Skip to main content
Advertising

Originally published October 30, 2013 at 8:20 PM | Page modified October 30, 2013 at 8:30 PM

  • Share:
           
  • Comments (0)
  • Print

Oneida Indian Nation wants to meet with all 32 owners over use of Redskins


Most Popular Comments
Hide / Show comments
No comments have been posted to this article.
Start the conversation >

advertising

NEW YORK — Characterizing their meeting with the NFL about their disapproval of the use of Redskins by the Washington franchise as disappointing, representatives of the Oneida Indian Nation requested a meeting with all 32 NFL owners during Super Bowl week.

They hope to persuade the other team owners and commissioner Roger Goodell to put pressure on Redskins owner Daniel Snyder to drop the nickname they find offensive.

“Given the way the meeting transpired,” Ray Halbritter, an Oneida representative and leader of the “Change the Mascot Campaign,” said Wednesday, “it became somewhat evident they were defending the continued use of the name. Of course, we’re disappointed.”

The Oneidas asked Goodell and Snyder to “visit our homelands,” and sought an amendment to league bylaws to prohibit franchises from naming a team with any term that is a racial epithet.

Halbritter’s group asked Goodell to “use his power to bring Snyder before the league executive committee for possible sanctions” should the team continue to use the name.

The NFL released a statement about the meeting, which Goodell did not attend.

“We met at the request of Ray Halbritter of the Oneida Nation,” the statement said. “We listened and respectfully discussed the views of Mr. Halbritter, Oneida Nation Wolf Clan Representative Keller George and their colleagues as well as the sharply differing views of many other Native Americans and fans in general. The meeting was part of an ongoing dialogue to facilitate listening and learning, consistent with the commissioner’s comments earlier this year.”

Notes

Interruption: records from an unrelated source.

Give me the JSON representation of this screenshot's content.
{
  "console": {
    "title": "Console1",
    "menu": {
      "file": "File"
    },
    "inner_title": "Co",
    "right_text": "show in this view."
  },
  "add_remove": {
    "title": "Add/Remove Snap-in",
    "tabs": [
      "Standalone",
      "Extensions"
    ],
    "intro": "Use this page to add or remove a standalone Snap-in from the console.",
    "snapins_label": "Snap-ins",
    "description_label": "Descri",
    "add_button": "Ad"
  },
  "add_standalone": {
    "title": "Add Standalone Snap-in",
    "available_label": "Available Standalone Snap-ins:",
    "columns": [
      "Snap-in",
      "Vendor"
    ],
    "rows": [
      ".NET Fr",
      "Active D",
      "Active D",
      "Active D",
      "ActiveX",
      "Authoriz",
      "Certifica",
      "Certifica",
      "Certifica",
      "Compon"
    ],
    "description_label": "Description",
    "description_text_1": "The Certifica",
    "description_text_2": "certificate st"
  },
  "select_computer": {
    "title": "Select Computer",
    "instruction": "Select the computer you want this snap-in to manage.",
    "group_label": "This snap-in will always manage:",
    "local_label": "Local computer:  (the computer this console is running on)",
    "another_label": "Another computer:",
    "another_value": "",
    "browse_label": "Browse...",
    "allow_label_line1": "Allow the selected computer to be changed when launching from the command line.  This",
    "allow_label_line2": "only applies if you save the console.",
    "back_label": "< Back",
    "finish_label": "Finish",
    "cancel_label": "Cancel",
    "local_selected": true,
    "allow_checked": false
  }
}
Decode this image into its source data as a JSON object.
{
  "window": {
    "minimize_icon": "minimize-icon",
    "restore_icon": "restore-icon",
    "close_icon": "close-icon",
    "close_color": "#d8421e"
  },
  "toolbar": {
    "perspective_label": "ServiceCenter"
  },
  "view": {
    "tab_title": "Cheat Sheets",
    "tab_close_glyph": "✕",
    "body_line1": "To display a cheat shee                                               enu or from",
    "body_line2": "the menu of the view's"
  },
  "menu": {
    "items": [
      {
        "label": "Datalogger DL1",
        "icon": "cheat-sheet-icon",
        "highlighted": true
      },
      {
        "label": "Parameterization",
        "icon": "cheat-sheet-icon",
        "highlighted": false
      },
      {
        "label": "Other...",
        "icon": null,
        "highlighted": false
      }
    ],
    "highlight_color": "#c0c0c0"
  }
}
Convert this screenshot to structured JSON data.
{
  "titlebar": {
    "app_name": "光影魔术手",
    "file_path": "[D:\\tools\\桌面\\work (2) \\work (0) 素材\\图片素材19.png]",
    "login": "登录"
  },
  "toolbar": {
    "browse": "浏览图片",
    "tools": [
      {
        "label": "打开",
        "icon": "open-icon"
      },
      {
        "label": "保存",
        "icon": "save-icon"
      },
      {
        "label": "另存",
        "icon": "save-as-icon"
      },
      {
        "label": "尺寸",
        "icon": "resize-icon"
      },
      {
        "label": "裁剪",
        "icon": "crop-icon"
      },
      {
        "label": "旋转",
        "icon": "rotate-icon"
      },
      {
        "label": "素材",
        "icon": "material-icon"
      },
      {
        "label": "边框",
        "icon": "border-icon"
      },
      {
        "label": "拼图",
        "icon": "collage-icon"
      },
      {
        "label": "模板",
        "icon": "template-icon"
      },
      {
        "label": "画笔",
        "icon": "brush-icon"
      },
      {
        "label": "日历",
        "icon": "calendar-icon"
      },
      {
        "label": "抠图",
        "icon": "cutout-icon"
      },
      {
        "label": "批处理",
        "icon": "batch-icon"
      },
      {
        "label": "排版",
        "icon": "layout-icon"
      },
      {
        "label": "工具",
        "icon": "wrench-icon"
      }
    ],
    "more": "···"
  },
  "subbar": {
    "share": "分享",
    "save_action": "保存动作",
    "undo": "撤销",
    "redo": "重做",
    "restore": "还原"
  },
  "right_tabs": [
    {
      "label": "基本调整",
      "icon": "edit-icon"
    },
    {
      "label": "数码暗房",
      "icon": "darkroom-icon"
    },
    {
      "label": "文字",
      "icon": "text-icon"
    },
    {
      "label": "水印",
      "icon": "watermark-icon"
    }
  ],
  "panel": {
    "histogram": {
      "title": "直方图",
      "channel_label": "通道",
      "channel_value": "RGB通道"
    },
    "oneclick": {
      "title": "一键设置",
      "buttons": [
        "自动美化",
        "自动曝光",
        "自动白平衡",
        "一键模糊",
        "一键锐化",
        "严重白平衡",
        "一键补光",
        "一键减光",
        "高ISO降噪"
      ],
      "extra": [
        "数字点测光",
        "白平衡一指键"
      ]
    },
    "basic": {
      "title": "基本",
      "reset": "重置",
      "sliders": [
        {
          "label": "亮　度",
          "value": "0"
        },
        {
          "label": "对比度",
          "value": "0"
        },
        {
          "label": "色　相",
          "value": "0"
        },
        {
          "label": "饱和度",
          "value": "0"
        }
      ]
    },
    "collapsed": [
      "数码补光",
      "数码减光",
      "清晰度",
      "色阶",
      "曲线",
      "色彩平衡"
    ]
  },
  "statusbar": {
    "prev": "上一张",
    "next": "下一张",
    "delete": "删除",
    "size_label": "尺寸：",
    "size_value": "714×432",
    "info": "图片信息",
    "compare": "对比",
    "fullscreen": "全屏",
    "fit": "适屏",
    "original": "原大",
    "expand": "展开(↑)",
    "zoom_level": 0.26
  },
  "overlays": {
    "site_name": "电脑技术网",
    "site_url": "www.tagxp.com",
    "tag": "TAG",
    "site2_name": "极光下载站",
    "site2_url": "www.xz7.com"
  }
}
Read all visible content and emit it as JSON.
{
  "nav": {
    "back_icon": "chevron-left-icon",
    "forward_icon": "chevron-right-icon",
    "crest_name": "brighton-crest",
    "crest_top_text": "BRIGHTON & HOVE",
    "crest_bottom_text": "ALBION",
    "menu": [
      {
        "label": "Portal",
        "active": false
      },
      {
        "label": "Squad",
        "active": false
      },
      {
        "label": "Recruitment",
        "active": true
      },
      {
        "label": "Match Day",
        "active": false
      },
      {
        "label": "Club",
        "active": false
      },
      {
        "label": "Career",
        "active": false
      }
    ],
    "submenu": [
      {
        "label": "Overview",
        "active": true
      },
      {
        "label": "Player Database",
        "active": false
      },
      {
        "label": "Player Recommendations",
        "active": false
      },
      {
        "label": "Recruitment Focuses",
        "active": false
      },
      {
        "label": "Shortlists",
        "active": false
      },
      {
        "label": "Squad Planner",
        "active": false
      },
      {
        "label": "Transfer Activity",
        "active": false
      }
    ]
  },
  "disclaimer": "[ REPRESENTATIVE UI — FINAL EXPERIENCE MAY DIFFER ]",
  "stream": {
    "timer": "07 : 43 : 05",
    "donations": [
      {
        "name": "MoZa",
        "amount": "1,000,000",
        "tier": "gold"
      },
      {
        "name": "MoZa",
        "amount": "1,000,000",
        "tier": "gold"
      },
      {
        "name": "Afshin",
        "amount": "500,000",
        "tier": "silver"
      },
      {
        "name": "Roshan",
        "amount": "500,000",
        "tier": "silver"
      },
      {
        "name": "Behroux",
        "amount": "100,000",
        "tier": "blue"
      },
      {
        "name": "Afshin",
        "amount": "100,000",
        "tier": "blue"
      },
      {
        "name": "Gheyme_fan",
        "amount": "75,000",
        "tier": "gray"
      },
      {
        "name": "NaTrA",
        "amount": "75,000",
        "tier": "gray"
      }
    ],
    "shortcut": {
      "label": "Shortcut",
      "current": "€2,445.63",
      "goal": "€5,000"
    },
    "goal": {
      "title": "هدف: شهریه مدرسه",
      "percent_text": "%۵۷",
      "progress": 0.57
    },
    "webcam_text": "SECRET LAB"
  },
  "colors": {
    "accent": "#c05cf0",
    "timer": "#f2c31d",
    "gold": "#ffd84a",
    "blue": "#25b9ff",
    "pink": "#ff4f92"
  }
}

• Teams heading opposite ways meet when the Cincinnati Bengals play at Miami in a Thursday night game. The Bengals have won four in a row, Miami has lost four in a row. The Bengals have averaged 33.3 points in their last three outings as Andy Dalton has stepped up, with 11 TD passes and at least 325 passing yards in those. Miami is without receiver Brandon Gibson (knee injury) for the rest of the year, taking a target away from up-and-down QB quarterback Ryan Tannehill.

• St. Louis quarterback Sam Bradford will undergo surgery Tuesday to repair a torn left knee ligament. He expects to be ready for the opener next season.

Nick Foles will start at quarterback for Philadelphia on Sunday against the Oakland Raiders, coach Chip Kelly said. Kelly announced his decision one day after Foles returned from a weeklong absence because of a concussion.

• Detroit receiver Ryan Broyles’ season is officially over. The Lions placed Broyles, their second-round pick out of Oklahoma last year, on season-ending injured reserve with a ruptured Achilles tendon he suffered in Sunday’s 31-30 win over Dallas.

• Bills coach Doug Marrone repeated the word “challenging” three times when addressing the possibility of losing yet another quarterback to injury.

That’s the reality Marrone is faced with after listing interim starter Thad Lewis as being “50-50” because of bruised ribs.

The injury opens the possibility of undrafted rookie Jeff Tuel out of Washington State or newly signed free-agent Matt Flynn, a former Seahawk, starting on Sunday, when the Bills (3-5) host the unbeaten and defensively stingy Kansas City Chiefs (8-0).

•The Tennessee Titans will be wearing a patch on their jerseys the rest of the season honoring their late owner, Bud Adams, starting Sunday against the St. Louis Rams.

The Titans announced the patch Wednesday in memory of the franchise’s founder, who died Oct. 21 at the age of 90.



News where, when and how you want it

Email Icon


Advertising
The Seattle Times

The door is closed, but it's not locked.

Take a minute to subscribe and continue to enjoy The Seattle Times for as little as 99 cents a week.

Subscription options ►

Already a subscriber?

We've got good news for you. Unlimited seattletimes.com content access is included with most subscriptions.

Subscriber login ►